In A Nutshell
“Bug chasing” is a term used to describe a person who pursues sex with an HIV-infected individual. It is classified as a form of self-harm and has been reported in gay communities. In some cases, people seek out AIDS in order to fit in, please a sexual partner, or simply for thrills. To date, it is not fully understood why people do this or how to prevent it.
The Whole Bushel
In 2009, Rolling Stone Magazine published an article that suggested gay and bisexual men were actively seeking partners with HIV in order get the disease. The article described the practice as being “intensely erotic” and the “ultimate taboo and most extreme sex act left.” However, the same article has been criticized for glamorizing the subject. According to the magazine, 25 percent of all new, gay male infections in the United States may be due to bug chasing. However, the actual percentage is probably around 1–2 percent.
In the last couple years, the practice of bug chasing has started to spread over social networking and been reported by the media. Some people have even claimed that HIV will give them a better quality of life because of the medication. One individual, Nick, is quoted on Facebook: “Tested positive on 21st September and totally loving it! Wanna share with any chasers, CD4 is 971, VL 100,000 – nice and toxic!”
Simon Prytherch, of the Elton John Aids Foundation has tried to educate people on bug chasing and said: “This practice is very scary and highly irresponsible.
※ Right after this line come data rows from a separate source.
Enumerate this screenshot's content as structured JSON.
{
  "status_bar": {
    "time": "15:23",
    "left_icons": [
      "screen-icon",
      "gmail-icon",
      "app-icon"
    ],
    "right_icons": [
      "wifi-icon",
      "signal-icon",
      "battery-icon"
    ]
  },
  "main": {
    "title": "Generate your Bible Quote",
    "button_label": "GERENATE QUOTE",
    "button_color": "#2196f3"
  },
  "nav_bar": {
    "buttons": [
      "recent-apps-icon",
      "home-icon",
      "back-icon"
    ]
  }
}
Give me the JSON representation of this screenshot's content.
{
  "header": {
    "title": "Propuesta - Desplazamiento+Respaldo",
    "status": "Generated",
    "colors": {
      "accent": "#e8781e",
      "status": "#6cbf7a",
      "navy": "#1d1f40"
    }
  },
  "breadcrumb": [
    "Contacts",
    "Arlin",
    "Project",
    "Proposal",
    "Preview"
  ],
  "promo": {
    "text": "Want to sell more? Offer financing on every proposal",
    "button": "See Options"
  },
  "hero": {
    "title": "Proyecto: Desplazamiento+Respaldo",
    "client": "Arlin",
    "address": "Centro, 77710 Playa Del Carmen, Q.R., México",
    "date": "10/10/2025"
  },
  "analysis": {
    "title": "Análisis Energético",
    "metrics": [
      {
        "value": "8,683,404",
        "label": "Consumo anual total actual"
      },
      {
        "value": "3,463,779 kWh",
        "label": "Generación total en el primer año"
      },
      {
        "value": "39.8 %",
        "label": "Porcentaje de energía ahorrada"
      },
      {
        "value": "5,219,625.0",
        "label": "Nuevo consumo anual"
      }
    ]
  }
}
What we are seeing are cases of treatment failure and then rapid decline in health.” Despite the danger, people continue to seek AIDS in certain situations. A bug party is an event that involves a large collection of HIV-positive men having intercourse with one uninfected man, or a large collection of clean individuals and one HIV-positive man. Dr. Gerald Schoenewolf has said of bug chasers: “They want to feel accepted and a part of something.”